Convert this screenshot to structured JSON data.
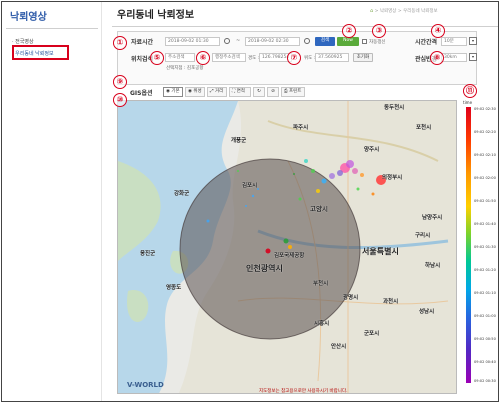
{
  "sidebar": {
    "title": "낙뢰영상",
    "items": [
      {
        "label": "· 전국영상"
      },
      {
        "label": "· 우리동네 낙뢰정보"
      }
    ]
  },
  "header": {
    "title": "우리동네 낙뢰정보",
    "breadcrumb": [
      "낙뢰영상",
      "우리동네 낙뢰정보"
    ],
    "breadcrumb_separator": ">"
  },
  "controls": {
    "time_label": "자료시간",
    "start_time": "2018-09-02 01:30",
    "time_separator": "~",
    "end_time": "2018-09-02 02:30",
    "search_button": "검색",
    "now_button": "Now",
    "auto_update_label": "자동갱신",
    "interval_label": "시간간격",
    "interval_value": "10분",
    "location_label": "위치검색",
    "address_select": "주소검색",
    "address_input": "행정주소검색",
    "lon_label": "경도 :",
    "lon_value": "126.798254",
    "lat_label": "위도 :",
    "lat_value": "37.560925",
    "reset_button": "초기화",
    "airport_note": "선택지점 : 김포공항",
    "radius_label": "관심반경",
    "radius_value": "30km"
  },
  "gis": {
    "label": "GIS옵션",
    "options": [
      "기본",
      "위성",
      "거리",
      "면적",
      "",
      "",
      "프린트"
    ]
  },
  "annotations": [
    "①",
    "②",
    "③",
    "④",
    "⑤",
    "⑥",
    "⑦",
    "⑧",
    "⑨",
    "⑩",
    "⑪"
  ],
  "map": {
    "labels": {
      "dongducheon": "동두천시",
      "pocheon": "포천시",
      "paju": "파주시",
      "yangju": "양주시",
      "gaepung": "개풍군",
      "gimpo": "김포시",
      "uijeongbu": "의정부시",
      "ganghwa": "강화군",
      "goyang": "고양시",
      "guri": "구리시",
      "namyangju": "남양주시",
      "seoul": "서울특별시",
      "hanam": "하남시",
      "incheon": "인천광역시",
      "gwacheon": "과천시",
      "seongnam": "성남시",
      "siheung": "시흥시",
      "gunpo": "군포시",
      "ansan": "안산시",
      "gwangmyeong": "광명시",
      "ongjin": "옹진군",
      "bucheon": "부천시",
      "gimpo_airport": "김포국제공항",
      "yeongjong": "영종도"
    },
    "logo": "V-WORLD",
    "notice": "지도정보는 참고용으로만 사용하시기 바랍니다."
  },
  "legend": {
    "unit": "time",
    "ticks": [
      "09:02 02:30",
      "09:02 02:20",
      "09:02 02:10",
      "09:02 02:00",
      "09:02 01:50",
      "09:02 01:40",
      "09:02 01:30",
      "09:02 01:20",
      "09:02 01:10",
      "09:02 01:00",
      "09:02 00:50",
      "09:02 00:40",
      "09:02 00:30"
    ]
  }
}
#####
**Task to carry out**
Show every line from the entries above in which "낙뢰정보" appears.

**Written solution**
        "label": "· 우리동네 낙뢰정보"
    "title": "우리동네 낙뢰정보",
      "우리동네 낙뢰정보"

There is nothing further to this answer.